My advice to anyone hiring: create your interview process so that if someone makes it through the entire thing, you give them an offer immediately, as soon as that very day. No waiting to see if there's someone better out there.
2. Don't pay someone based on what they previously earned.
When Morgan got an offer, they asked him to reveal his past compensation. Given he had been working for non-profits, his salary wasn't in line with the compensation he deserved at Google. This is how trouble starts. Any candidate who chooses to not negotiate or advocate for themselves will fare worse. Instead, pay candidates what they are worth, based on your interview process and where they fit inside the organization. And then, if you've made a mistake and three months in, you realize that you should have given them more money, then give them more money. Off-cycle raises, especially for new hires, is a great way to show you are paying all of your employees fairly.
3. Fear-based leadership is short-lived.
Morgan describes many of Google's employees as amazing, caring individuals. He describes one manager as a fear-based leader, whose motto was "win the race at all costs." The results was a disjointed and siloed team that lacked cohesion and vision. Fear-based leadership can work only for a short while. Eventually, your team will resent you. Instead, adopt a servant leadership mentality. View leaders as resources to remove roadblocks for team members.
4. Family comes first.
One night, Morgan's grandmother went into the hospital and he got a call saying she'd likely not make it through the night. Morgan was working on a deadline for the next morning and didn't take a break to go see her or call her. She passed away at 11:30 pm that evening.
Family comes first. You will never get another chance to be with your family in their moment of need. No matter what deadline you have, and no matter how important it seems at the time, family comes first.
5. Good co-workers make all the difference in the world.
Morgan talks a lot about several of his co-workers who energize him and who he respects both for their technical abilities as well as for their energy and personalities.
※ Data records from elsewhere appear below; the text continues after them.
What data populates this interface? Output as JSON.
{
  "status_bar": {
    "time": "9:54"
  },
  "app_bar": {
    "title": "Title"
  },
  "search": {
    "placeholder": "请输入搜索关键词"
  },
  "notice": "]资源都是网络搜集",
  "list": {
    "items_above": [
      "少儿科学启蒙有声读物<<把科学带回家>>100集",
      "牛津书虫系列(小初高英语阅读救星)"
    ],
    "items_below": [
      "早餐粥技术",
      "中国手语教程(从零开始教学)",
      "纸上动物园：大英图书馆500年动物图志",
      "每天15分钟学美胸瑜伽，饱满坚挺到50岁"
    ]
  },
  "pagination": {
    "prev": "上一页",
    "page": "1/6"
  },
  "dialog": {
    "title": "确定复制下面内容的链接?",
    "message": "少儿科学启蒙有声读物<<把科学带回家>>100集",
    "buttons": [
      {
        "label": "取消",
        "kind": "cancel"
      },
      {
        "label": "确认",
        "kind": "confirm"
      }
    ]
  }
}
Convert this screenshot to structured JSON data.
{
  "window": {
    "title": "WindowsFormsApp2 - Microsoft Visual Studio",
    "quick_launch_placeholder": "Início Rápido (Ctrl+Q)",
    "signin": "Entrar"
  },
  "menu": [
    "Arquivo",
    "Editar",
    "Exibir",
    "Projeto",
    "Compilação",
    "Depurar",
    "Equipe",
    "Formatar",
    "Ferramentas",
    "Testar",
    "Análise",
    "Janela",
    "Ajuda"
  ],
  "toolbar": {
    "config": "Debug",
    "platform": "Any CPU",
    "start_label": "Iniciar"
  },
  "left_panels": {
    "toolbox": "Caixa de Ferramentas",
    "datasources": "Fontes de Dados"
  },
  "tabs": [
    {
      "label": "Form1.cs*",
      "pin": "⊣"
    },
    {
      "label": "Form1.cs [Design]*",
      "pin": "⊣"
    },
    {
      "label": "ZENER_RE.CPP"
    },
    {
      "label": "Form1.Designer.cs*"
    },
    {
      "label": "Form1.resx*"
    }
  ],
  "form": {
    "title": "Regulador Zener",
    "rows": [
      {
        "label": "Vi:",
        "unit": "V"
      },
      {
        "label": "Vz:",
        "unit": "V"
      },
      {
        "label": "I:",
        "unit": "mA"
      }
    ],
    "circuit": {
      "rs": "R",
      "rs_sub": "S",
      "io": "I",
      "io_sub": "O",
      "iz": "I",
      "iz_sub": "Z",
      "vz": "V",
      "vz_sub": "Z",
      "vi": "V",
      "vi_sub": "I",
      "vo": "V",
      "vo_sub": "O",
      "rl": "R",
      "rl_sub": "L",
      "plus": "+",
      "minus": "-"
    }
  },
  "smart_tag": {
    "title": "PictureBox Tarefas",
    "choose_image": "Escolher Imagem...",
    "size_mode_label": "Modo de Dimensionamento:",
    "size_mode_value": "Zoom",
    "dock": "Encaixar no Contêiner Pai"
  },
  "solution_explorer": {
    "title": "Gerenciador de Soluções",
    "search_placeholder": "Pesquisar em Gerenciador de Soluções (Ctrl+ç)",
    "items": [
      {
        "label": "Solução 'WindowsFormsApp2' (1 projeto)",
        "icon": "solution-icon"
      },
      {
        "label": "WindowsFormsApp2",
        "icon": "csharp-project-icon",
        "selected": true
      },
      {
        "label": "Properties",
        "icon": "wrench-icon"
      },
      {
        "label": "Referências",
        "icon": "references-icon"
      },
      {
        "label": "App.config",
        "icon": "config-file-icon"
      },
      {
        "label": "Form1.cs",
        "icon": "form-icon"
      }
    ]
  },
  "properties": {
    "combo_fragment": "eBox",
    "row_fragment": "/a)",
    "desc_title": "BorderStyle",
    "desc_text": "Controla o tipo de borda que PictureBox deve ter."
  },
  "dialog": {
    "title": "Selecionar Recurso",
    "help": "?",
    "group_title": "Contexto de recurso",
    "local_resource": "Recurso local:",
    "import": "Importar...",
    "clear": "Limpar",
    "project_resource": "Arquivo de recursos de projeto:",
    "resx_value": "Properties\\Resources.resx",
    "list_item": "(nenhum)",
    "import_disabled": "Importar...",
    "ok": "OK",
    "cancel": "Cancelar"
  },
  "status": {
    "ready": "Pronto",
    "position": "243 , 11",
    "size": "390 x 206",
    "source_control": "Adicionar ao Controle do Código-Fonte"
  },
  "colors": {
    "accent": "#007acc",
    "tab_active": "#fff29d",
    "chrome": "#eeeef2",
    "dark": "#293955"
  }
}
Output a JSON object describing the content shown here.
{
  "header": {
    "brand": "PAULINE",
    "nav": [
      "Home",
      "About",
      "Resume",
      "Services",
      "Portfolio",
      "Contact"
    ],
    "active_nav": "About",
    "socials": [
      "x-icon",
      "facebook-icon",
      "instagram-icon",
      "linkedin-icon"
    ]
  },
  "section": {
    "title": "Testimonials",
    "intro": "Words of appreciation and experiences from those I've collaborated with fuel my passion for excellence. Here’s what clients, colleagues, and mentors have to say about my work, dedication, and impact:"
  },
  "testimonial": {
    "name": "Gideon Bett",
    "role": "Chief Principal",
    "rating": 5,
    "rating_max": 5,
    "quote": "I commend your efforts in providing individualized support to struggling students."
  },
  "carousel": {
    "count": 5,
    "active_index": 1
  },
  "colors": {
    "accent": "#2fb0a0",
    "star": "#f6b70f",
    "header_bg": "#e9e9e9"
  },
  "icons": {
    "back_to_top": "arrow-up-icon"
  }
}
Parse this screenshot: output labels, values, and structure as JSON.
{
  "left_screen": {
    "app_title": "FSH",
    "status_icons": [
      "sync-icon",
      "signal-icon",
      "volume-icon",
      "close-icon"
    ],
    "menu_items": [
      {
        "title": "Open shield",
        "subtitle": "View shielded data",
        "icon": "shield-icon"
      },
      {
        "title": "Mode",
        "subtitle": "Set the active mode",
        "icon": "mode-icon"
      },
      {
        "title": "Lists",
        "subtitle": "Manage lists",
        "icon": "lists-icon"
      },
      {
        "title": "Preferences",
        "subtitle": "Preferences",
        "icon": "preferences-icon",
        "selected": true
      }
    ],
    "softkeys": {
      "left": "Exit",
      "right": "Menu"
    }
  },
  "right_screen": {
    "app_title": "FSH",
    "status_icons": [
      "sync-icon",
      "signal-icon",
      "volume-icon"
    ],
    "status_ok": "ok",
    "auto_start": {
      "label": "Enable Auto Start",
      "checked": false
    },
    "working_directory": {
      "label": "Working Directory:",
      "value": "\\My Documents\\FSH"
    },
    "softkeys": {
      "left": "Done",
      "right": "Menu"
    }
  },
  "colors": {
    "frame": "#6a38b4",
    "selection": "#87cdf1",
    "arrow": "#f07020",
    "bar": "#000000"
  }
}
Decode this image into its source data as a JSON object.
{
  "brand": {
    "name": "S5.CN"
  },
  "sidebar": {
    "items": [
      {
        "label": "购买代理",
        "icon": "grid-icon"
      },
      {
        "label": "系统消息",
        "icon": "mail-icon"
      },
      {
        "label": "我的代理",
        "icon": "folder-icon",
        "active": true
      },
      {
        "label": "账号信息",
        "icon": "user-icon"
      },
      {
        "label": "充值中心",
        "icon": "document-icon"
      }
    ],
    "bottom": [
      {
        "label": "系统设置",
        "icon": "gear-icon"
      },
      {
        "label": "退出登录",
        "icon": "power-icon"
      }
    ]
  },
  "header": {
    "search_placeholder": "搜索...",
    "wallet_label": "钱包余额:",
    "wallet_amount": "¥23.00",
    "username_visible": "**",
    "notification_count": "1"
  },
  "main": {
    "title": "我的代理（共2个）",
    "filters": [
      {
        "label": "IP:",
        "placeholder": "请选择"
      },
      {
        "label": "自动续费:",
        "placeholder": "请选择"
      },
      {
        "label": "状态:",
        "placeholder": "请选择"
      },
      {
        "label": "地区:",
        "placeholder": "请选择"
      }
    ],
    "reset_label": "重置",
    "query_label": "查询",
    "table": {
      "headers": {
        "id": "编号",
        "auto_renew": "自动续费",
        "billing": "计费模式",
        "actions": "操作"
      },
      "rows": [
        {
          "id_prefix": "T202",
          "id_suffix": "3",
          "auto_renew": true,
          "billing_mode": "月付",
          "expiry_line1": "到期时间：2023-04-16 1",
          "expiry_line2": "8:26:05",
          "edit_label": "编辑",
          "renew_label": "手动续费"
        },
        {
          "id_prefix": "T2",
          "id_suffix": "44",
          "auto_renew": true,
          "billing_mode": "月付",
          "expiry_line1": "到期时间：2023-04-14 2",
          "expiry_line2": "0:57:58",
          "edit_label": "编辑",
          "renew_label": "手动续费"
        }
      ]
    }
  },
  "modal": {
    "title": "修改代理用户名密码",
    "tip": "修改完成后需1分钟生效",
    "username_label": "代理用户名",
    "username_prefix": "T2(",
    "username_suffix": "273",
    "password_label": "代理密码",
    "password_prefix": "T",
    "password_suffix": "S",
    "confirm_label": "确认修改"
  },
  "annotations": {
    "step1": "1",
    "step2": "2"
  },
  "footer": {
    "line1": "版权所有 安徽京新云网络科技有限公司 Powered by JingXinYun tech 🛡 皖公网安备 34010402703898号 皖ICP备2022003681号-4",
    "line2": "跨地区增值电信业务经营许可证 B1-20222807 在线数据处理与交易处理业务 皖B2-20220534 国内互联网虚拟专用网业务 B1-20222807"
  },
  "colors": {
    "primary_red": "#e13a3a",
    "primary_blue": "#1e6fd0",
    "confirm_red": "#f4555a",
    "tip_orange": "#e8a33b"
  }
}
Working with a strong team who has each others' backs is one of the most valuable and rewarding parts of any job. Whether you are a leader of a team or a team member, never underestimate the power of a strong team.